My New Blog

Third Party Sources of Value

“But X website states my home is worth $X!” In both my Real Estate Appraisal and Real Estate Brokerage business this discussion happens on a weekly basis.

On the brokerage side when we receive very low offers, I check these Internet Sites and see if the offering is based on one of these websites. Often they are the same. As an Appraiser, the debate will arise if there is an appeal of the appraisal report’s market value. “But the Internet states my home is worth much more than your appraisal.”

Let’s look a little deeper into these third party websites that offer estimates or guesstimates. While I admire the effort to educate consumers, the variables are far too vast for these websites. I will admit that sometimes they are pretty close to correct, but not often.

A very simplistic explanation for the inaccuracy is the old saying I learned in Computer Science 30+ years ago is GIGO, Garbage in, Garbage out. These sites pull data from a variety of sources. Tax records, public records, sometimes Multiple Listing Data and whatever sources they can manage to gather data. The problems I see more often than not are incorrect square footages and inaccurate room counts (bedrooms, baths and so forth.) Their algorithms simply will not work without accurate data.

Last week I appraised a 1,700 Square foot ranch with an unfinished basement at $160,000.00.  The Room Count was 7 Total Rooms, 3 Bedrooms, Two full baths and one half bath.

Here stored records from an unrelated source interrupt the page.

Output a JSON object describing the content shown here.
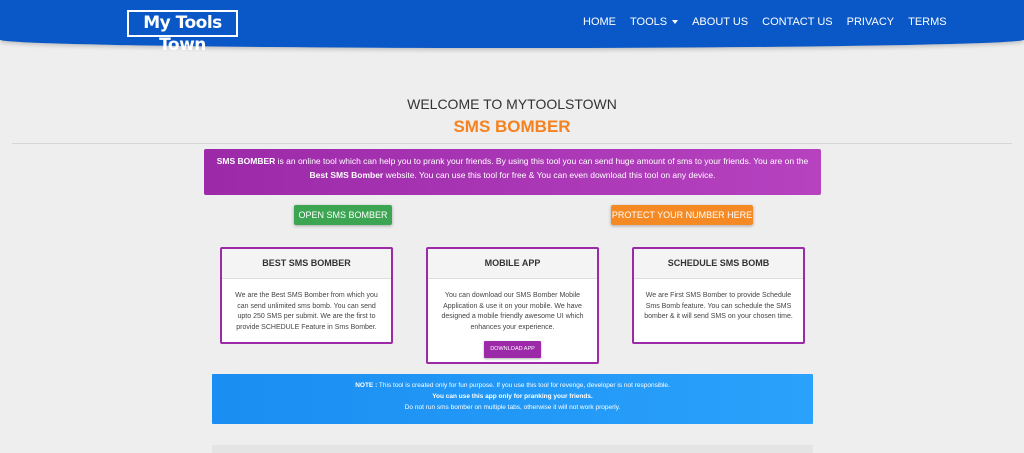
{
  "header": {
    "logo_text": "My Tools Town",
    "brand_color": "#0a58c8",
    "nav": [
      {
        "label": "HOME"
      },
      {
        "label": "TOOLS"
      },
      {
        "label": "ABOUT US"
      },
      {
        "label": "CONTACT US"
      },
      {
        "label": "PRIVACY"
      },
      {
        "label": "TERMS"
      }
    ]
  },
  "main": {
    "welcome": "WELCOME TO MYTOOLSTOWN",
    "subtitle": "SMS BOMBER",
    "intro": {
      "strong1": "SMS BOMBER",
      "text1": " is an online tool which can help you to prank your friends. By using this tool you can send huge amount of sms to your friends. You are on the ",
      "strong2": "Best SMS Bomber",
      "text2": " website. You can use this tool for free & You can even download this tool on any device."
    },
    "buttons": {
      "open": "OPEN SMS BOMBER",
      "protect": "PROTECT YOUR NUMBER HERE"
    },
    "cards": [
      {
        "title": "BEST SMS BOMBER",
        "body": "We are the Best SMS Bomber from which you can send unlimited sms bomb. You can send upto 250 SMS per submit. We are the first to provide SCHEDULE Feature in Sms Bomber."
      },
      {
        "title": "MOBILE APP",
        "body": "You can download our SMS Bomber Mobile Application & use it on your mobile. We have designed a mobile friendly awesome UI which enhances your experience.",
        "button": "DOWNLOAD APP"
      },
      {
        "title": "SCHEDULE SMS BOMB",
        "body": "We are First SMS Bomber to provide Schedule Sms Bomb feature. You can schedule the SMS bomber & it will send SMS on your chosen time."
      }
    ],
    "note": {
      "label": "NOTE :",
      "line1": " This tool is created only for fun purpose. If you use this tool for revenge, developer is not responsible.",
      "line2": "You can use this app only for pranking your friends.",
      "line3": "Do not run sms bomber on multiple tabs, otherwise it will not work properly."
    }
  },
  "colors": {
    "accent_purple": "#9c2aa8",
    "accent_orange": "#f5821f",
    "button_green": "#3ca552",
    "note_blue": "#1a8ef2"
  }
}
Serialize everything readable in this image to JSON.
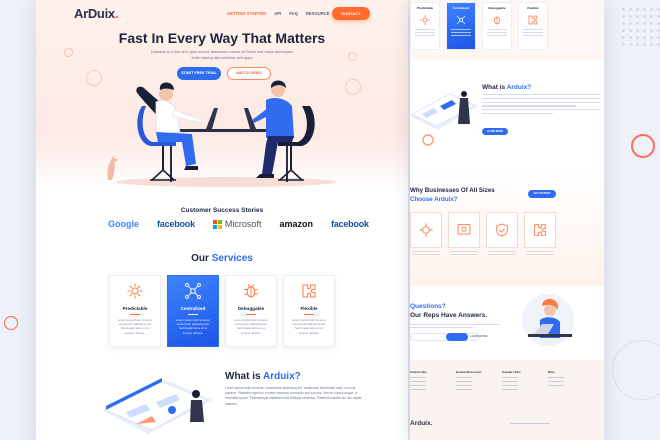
{
  "brand": {
    "logo_main": "ArDuix",
    "logo_dot": "."
  },
  "nav": {
    "items": [
      "GETTING STARTED",
      "API",
      "FAQ",
      "RESOURCE"
    ],
    "contact_label": "CONTACT"
  },
  "hero": {
    "title": "Fast In Every Way That Matters",
    "subtitle": "Dataduix is a free and open source framework based on React that helps developers build blazing fast websites and apps",
    "primary_button": "START FREE TRIAL",
    "secondary_button": "WATCH DEMO"
  },
  "customers": {
    "title": "Customer Success Stories",
    "logos": [
      "Google",
      "facebook",
      "Microsoft",
      "amazon",
      "facebook"
    ]
  },
  "services": {
    "title_main": "Our ",
    "title_accent": "Services",
    "cards": [
      {
        "title": "Predictable",
        "desc": "Lorem ipsum dolor sit amet, consectetur adipiscing elit. Sed feugiat lacus et ex tempus ultricies.",
        "icon": "gear-icon",
        "active": false
      },
      {
        "title": "Centralized",
        "desc": "Lorem ipsum dolor sit amet, consectetur adipiscing elit. Sed feugiat lacus et ex tempus ultricies.",
        "icon": "network-icon",
        "active": true
      },
      {
        "title": "Debuggable",
        "desc": "Lorem ipsum dolor sit amet, consectetur adipiscing elit. Sed feugiat lacus et ex tempus ultricies.",
        "icon": "bug-icon",
        "active": false
      },
      {
        "title": "Flexible",
        "desc": "Lorem ipsum dolor sit amet, consectetur adipiscing elit. Sed feugiat lacus et ex tempus ultricies.",
        "icon": "puzzle-icon",
        "active": false
      }
    ]
  },
  "what": {
    "title_main": "What is ",
    "title_accent": "Arduix?",
    "body": "Lorem ipsum dolor sit amet, consectetur adipiscing elit. Vestibulum fermentum dolor eu risus pulvinar. Phasellus eget leo a lorem maximus commodo sed a purus. Sed eu cursus augue, in venenatis ipsum. Pellentesque habitant morbi tristique senectus. Praesent lobortis dui nec sapien pharetra."
  },
  "right": {
    "cards": [
      {
        "title": "Predictable",
        "icon": "gear-icon",
        "active": false
      },
      {
        "title": "Centralized",
        "icon": "network-icon",
        "active": true
      },
      {
        "title": "Debuggable",
        "icon": "bug-icon",
        "active": false
      },
      {
        "title": "Flexible",
        "icon": "puzzle-icon",
        "active": false
      }
    ],
    "what_title_main": "What is ",
    "what_title_accent": "Arduix?",
    "learn_more": "LEARN MORE",
    "why_title_line1": "Why Businesses Of All Sizes",
    "why_title_line2_accent": "Choose Arduix?",
    "why_button": "GET STARTED",
    "questions_accent": "Questions?",
    "questions_line2": "Our Reps Have Answers.",
    "questions_link": "LEARN MORE",
    "footer_cols": [
      "Useful Links",
      "General Resources",
      "Popular Links",
      "More"
    ],
    "footer_logo": "Arduix."
  },
  "colors": {
    "accent_blue": "#2f6cf0",
    "accent_orange": "#ff6a33",
    "text_dark": "#1d2540"
  }
}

As a matter of checking myself, I glance and see how close my square footage calculation matches the MLS sheet, tax records and yes sometimes I even check out these popular websites.

I did with this house and was amazed at what I found. One website stated the house had 10 Rooms 4 baths and 3,400 square feet! The “estimated” value was over $300,000.00!

While these 3rd party sites are interesting, I certainly would not rely on them for an accurate market value of my home. I do see more potential with these sites at seeing what is on the market for sale around your home. If the data is accurate this helps to see what your house would be competing against in the market.

For an accurate market value, hire a Certified Appraiser that is familiar with your market. I am doing more pre-listing work for Realtors and Individuals than I have in the past 30 years.

Perhaps these third party sites are helping my business!

David S. Massey

State Certified General Appraiser – NC

Posted in:General
Posted by David Massey on June 29th, 2014 11:06 AM

Not a week goes by that I do not have this question asked of me. "Why did you not include my basement in your square footage."

Simple answer, "I did."

Realtors, Homeowners and other Client's often and understandably misunderstand how basements are handled on a Real Estate Appraisal.

 Basement areas are defined by law as any area of a house that is below grade in any amount. Grade is ground or soil. Even if one exterior wall is partially below grade (ground level) it is considered a basement and cannot be included in the “Above Grade Living Area.”

It is however included in the appraisal on the separate line item below the above grade square footage. This is found on Page 2 of the URAR Form. It is located in the middle of the Sales Comparison Approach. Here is the segregation: Above Grade Room Count : 8 3 2.1 (8 rooms, 3 bedrooms and 2 full baths and a 1/2 bath) Gross Living Area: 1,800 Square Feet (Above the ground) Basement & Finished Rooms Below Grade: 1,800 Square Feet (Below the ground or grade) The house being appraised has 1,800 SF of above grade living area and 1,800 SF of below grade living area.

Now for the confusing part. One would logically think, "Ok my house has 3,600 SF of heated living area." And frankly it does, but it would create a misleading report if the Appraiser compared your 1,800 SF house with an 1,800 SF Basement with a 3,600 SF house all above grade. In our market buyers pay less for below grade living areas.

More information can be found on the NC Carolina Real Estate Commission's Website by clicking here: http://www.ncrec.gov/Brochures/Measurement%20booklet%202013.pdf

 I hope this helps. It is confusing and frustrating for both homeowners, appraisers and particularly real estate agents who routinely will include the basement in the above grade living area. But it is the way we as Professionals are required by law to perform our work.

David S. Massey President Massey Real Estate and Appraisals
State Certified General Real Estate Appraiser A2912
david@masseyre.com

Posted in:General
Posted by David Massey on March 30th, 2014 4:38 PM